_EXERCISE_. Make an exact copy of the entries below with the pictures removed.

WORKING DATA Start Marker

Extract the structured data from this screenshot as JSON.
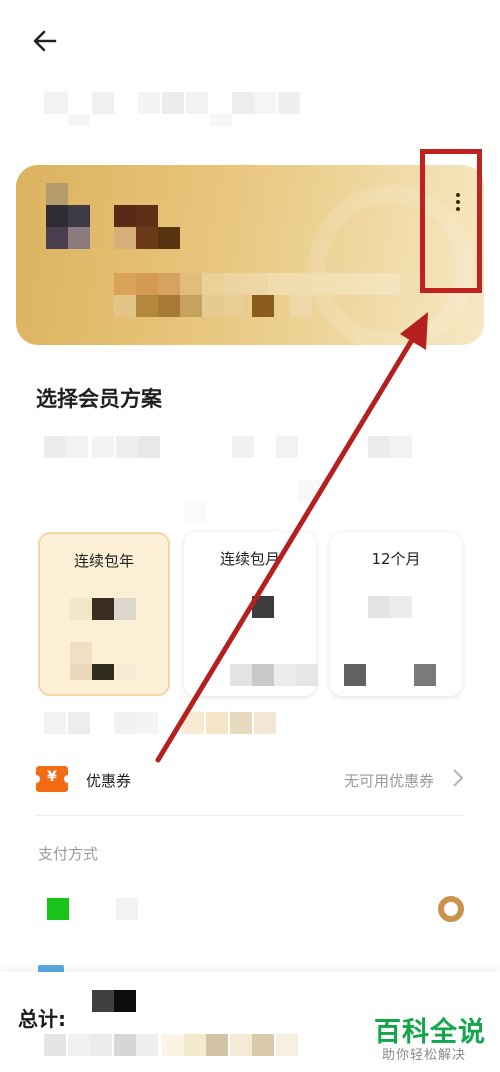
{
  "header": {
    "back_icon": "arrow-left-icon"
  },
  "card": {
    "more_icon": "more-vertical-icon"
  },
  "plans": {
    "section_title": "选择会员方案",
    "items": [
      {
        "name": "连续包年",
        "selected": true
      },
      {
        "name": "连续包月",
        "selected": false
      },
      {
        "name": "12个月",
        "selected": false
      }
    ]
  },
  "coupon": {
    "icon": "yen-coupon-icon",
    "label": "优惠券",
    "status": "无可用优惠券"
  },
  "payment": {
    "title": "支付方式"
  },
  "footer": {
    "total_label": "总计:"
  },
  "watermark": {
    "main": "百科全说",
    "sub": "助你轻松解决"
  },
  "colors": {
    "accent": "#c1221f",
    "gold": "#e3bf74",
    "coupon": "#f36b12",
    "wechat": "#17c417",
    "watermark": "#12a64b"
  }
}
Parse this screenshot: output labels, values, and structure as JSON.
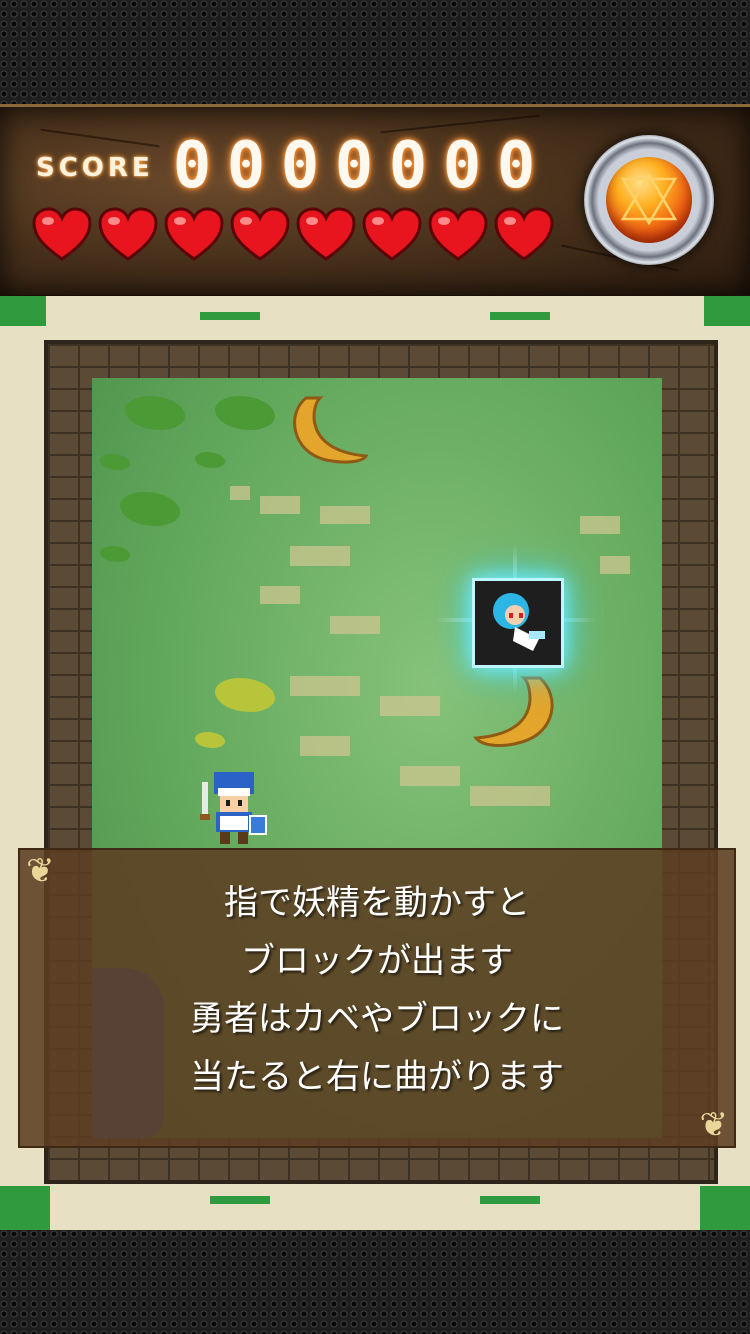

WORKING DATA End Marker

_TASK SOLUTION_.
Extract the structured data from this screenshot as JSON.
{
  "header": {
    "back_icon": "arrow-left-icon"
  },
  "card": {
    "more_icon": "more-vertical-icon"
  },
  "plans": {
    "section_title": "选择会员方案",
    "items": [
      {
        "name": "连续包年",
        "selected": true
      },
      {
        "name": "连续包月",
        "selected": false
      },
      {
        "name": "12个月",
        "selected": false
      }
    ]
  },
  "coupon": {
    "icon": "yen-coupon-icon",
    "label": "优惠券",
    "status": "无可用优惠券"
  },
  "payment": {
    "title": "支付方式"
  },
  "footer": {
    "total_label": "总计:"
  },
  "watermark": {
    "main": "百科全说",
    "sub": "助你轻松解决"
  },
  "colors": {
    "accent": "#c1221f",
    "gold": "#e3bf74",
    "coupon": "#f36b12",
    "wechat": "#17c417",
    "watermark": "#12a64b"
  }
}
Parse this screenshot: output labels, values, and structure as JSON.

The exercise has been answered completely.